By leasing the “white elephant” Hambantota Port to China, the Yahapalana Government was able to free the people of Sri Lanka from the burden of debt owed to China, a burden too heavy for them to bear, Former Prime Minister Ranil Wickremesinghe said.
“Ships didn’t call at the Hambantota port. Investments for factories that were anticipated to flow into Hambantota did not arrive. We did not have an income from the port to pay installments and the interest due and could not expect to make a profit from the port for at least 30-40 years,” Wickramasinghe told the privately owned Sirasa TV yesterday.
The former premier defended the lease, arguing that it wasn’t an outright sale the way the Colombo Port City area and the plot of land that Shangri-la Hotel is built on were sold in a total transfer of their ownership.
“I did not opt for such a sale, but we needed to commercialise the Hambantota port let in foreign investment,” he added.
The USD 1.3 bn Hambantota Magampura Mahinda Rajapaksa Harbour was opened initially in 2010 using debt from China, 85% of which was funded through the EXIM Bank of China.
In 2016, the Sri Lankan government struck a deal to sell an 80% stake in the port to the state-controlled China Merchants Port Holdings. But that agreement sparked protests from unions and opposition groups, forcing the government to renegotiate it.
Under the new plan, the Chinese company was given a 70% stake in a joint venture with the Sri Lanka Ports Authority.
Wickremesinghe said Sri Lanka can manage with just the Colombo harbour for the goods required for the country and since 75% of the work at Colombo harbour is used especially for transshipments sent to India.
“Those days they said that ships will come to the Hambantota port for refuelling but no such ship arrived.
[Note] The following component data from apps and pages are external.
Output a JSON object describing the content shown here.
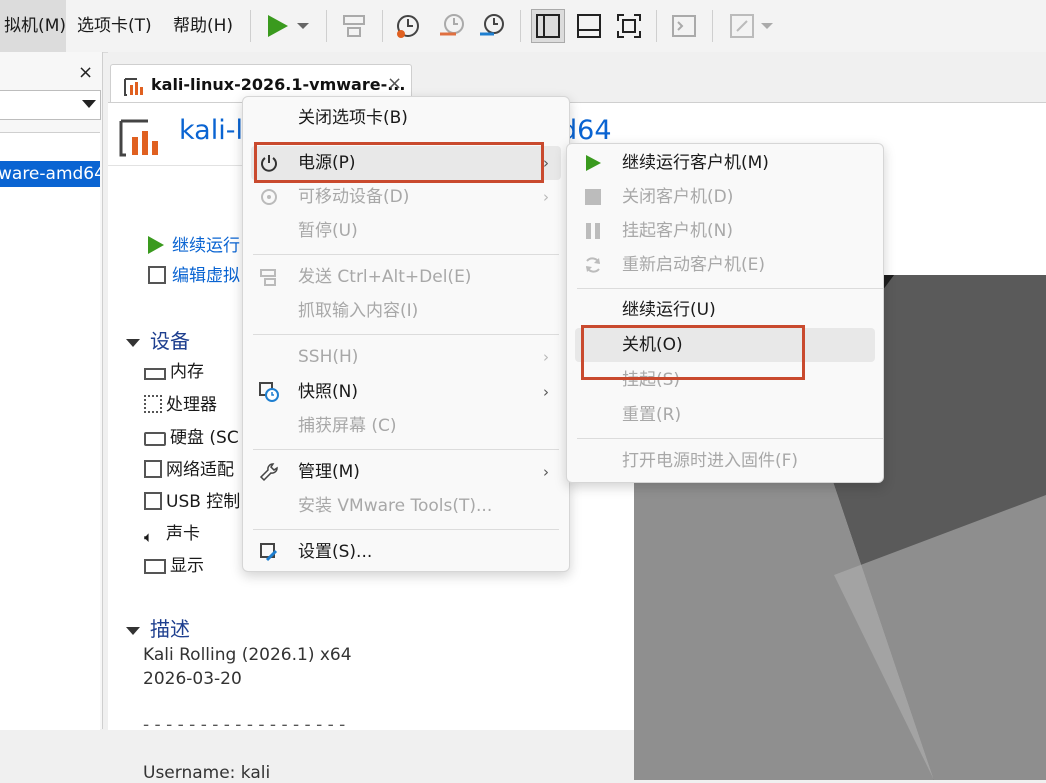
{
  "menubar": {
    "vm_label": "拟机(M)",
    "tabs_label": "选项卡(T)",
    "help_label": "帮助(H)"
  },
  "library": {
    "close_glyph": "×",
    "selected_item": "ware-amd64"
  },
  "tab": {
    "label": "kali-linux-2026.1-vmware-...",
    "close_glyph": "×"
  },
  "vm": {
    "title": "kali-l",
    "title_tail": "d64",
    "actions": {
      "power_on": "继续运行",
      "edit": "编辑虚拟"
    },
    "devices_header": "设备",
    "devices": [
      "内存",
      "处理器",
      "硬盘 (SC",
      "网络适配",
      "USB 控制",
      "声卡",
      "显示"
    ],
    "description_header": "描述",
    "description": {
      "line1": "Kali Rolling (2026.1) x64",
      "line2": "2026-03-20",
      "line3": "- - - - - - - - - - - - - - - - - -",
      "line4": "Username: kali"
    }
  },
  "context_menu": {
    "close_tab": "关闭选项卡(B)",
    "power": "电源(P)",
    "removable": "可移动设备(D)",
    "pause": "暂停(U)",
    "send_cad": "发送 Ctrl+Alt+Del(E)",
    "grab_input": "抓取输入内容(I)",
    "ssh": "SSH(H)",
    "snapshot": "快照(N)",
    "capture": "捕获屏幕 (C)",
    "manage": "管理(M)",
    "install_tools": "安装 VMware Tools(T)...",
    "settings": "设置(S)...",
    "arrow": "›"
  },
  "power_menu": {
    "resume_guest": "继续运行客户机(M)",
    "shutdown_guest": "关闭客户机(D)",
    "suspend_guest": "挂起客户机(N)",
    "restart_guest": "重新启动客户机(E)",
    "resume": "继续运行(U)",
    "power_off": "关机(O)",
    "suspend": "挂起(S)",
    "reset": "重置(R)",
    "firmware": "打开电源时进入固件(F)"
  },
  "colors": {
    "accent": "#0a64d2",
    "highlight": "#c94a2e",
    "play_green": "#3a9a1e",
    "disabled": "#a8a8a8"
  }
}
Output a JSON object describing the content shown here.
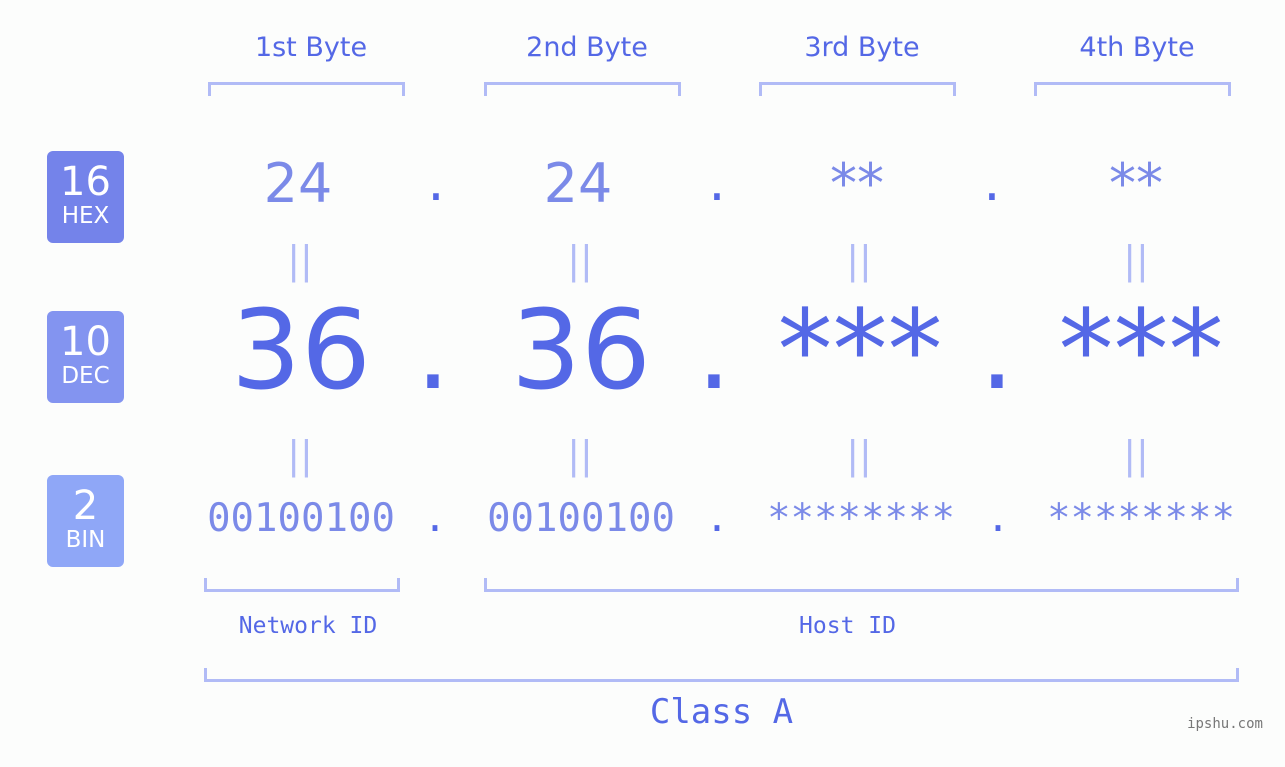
{
  "colors": {
    "accent": "#5468e6",
    "light_value": "#7b8ae8",
    "bracket": "#b1bbf6",
    "hex_badge": "#7483ea",
    "dec_badge": "#8394f0",
    "bin_badge": "#8fa7f7",
    "background": "#fcfdfc"
  },
  "bytes": [
    {
      "label": "1st Byte",
      "hex": "24",
      "dec": "36",
      "bin": "00100100"
    },
    {
      "label": "2nd Byte",
      "hex": "24",
      "dec": "36",
      "bin": "00100100"
    },
    {
      "label": "3rd Byte",
      "hex": "**",
      "dec": "***",
      "bin": "********"
    },
    {
      "label": "4th Byte",
      "hex": "**",
      "dec": "***",
      "bin": "********"
    }
  ],
  "separator": ".",
  "equals": "||",
  "badges": {
    "hex": {
      "num": "16",
      "label": "HEX"
    },
    "dec": {
      "num": "10",
      "label": "DEC"
    },
    "bin": {
      "num": "2",
      "label": "BIN"
    }
  },
  "groups": {
    "network_id": "Network ID",
    "host_id": "Host ID",
    "class": "Class A"
  },
  "watermark": "ipshu.com"
}
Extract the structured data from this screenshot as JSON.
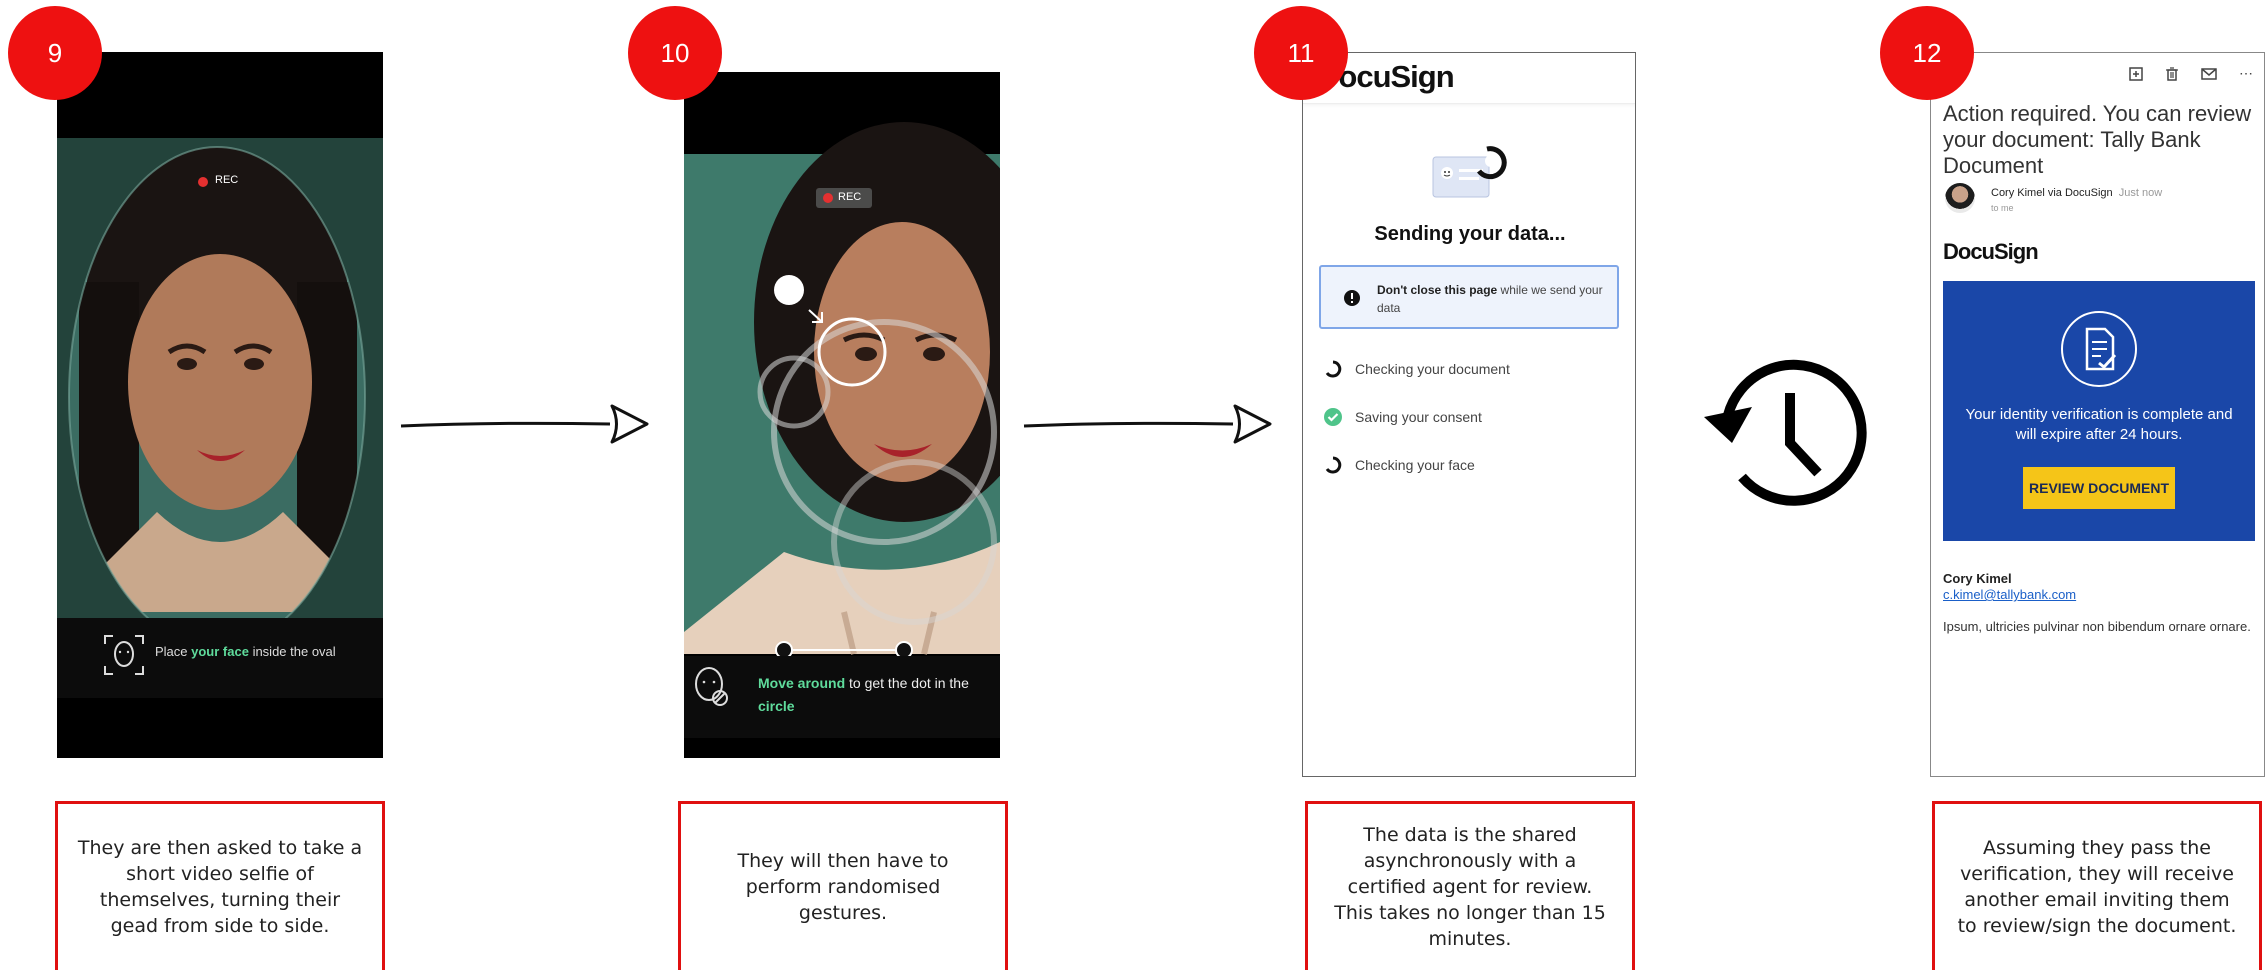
{
  "steps": [
    {
      "number": "9",
      "caption": "They are then asked to take a short video selfie of themselves, turning their gead from side to side.",
      "screen": {
        "rec_label": "REC",
        "instruction_pre": "Place ",
        "instruction_em": "your face",
        "instruction_post": " inside the oval"
      }
    },
    {
      "number": "10",
      "caption": "They will then have to perform randomised gestures.",
      "screen": {
        "rec_label": "REC",
        "instruction_em": "Move around",
        "instruction_post": " to get the dot in the",
        "instruction_em2": "circle"
      }
    },
    {
      "number": "11",
      "caption": "The data is the shared asynchronously with a certified agent for review.\nThis takes no longer than 15 minutes.",
      "screen": {
        "logo": "DocuSign",
        "heading": "Sending your data...",
        "notice_strong": "Don't close this page",
        "notice_rest": " while we send your data",
        "checks": [
          {
            "label": "Checking your document",
            "status": "loading"
          },
          {
            "label": "Saving your consent",
            "status": "done"
          },
          {
            "label": "Checking your face",
            "status": "loading"
          }
        ]
      }
    },
    {
      "number": "12",
      "caption": "Assuming they pass the verification, they will receive another email inviting them to review/sign the document.",
      "screen": {
        "subject": "Action required. You can review your document: Tally Bank Document",
        "sender": "Cory Kimel via DocuSign",
        "time": "Just now",
        "to": "to me",
        "logo": "DocuSign",
        "banner_text": "Your identity verification is complete and will expire after 24 hours.",
        "button_label": "REVIEW DOCUMENT",
        "signer_name": "Cory Kimel",
        "signer_email": "c.kimel@tallybank.com",
        "body": "Ipsum, ultricies pulvinar non bibendum ornare ornare."
      }
    }
  ],
  "colors": {
    "badge": "#ee1111",
    "caption_border": "#e01010",
    "accent_green": "#5fdc9c",
    "docusign_blue": "#1a47a8",
    "button_yellow": "#f5c518"
  },
  "icons": [
    "face-scan-icon",
    "face-gesture-icon",
    "arrow-right-icon",
    "history-clock-icon",
    "alert-icon",
    "spinner-icon",
    "check-circle-icon",
    "document-check-icon",
    "archive-icon",
    "trash-icon",
    "mail-icon",
    "more-icon"
  ]
}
For example, just because you buy land along Galle Road and open a fuel station that does not mean every vehicle will come there to refuel. This was actually a white elephant,” he said.
The former PM said that he told the Chinese government that Sri Lanka could not repay the debt.
“Then the Chinese government asked if we were selling it, and if the first opportunity would be given to a Chinese company. There was no other company willing to buy the port as most of them didn’t know what to do with it. China came forward to purchase the harbour because they had a plan for it,” he said.
The Chinese government intended to bring their factories and to send those goods through the Hambantota port and make it an economic hub, said Wickremesinghe, adding that they already had a general plan to open several harbours and industrial zones in the Indian ocean and make Hambantota the main harbour by including it in that plan.
“But we knew and they knew – and indeed everyone else knew – that they would not be able to make any profit from that harbour for at least 30 years,” he said.
Eventually, he further said, a Chinese state owned company asked for the harbour for 99 years, so the Sri Lankan government agreed to it since it would take 30 years to make profits out of it.
“But we could take it back even in the first year even though we had leased it for 99 years if we paid them the compensation,” he added.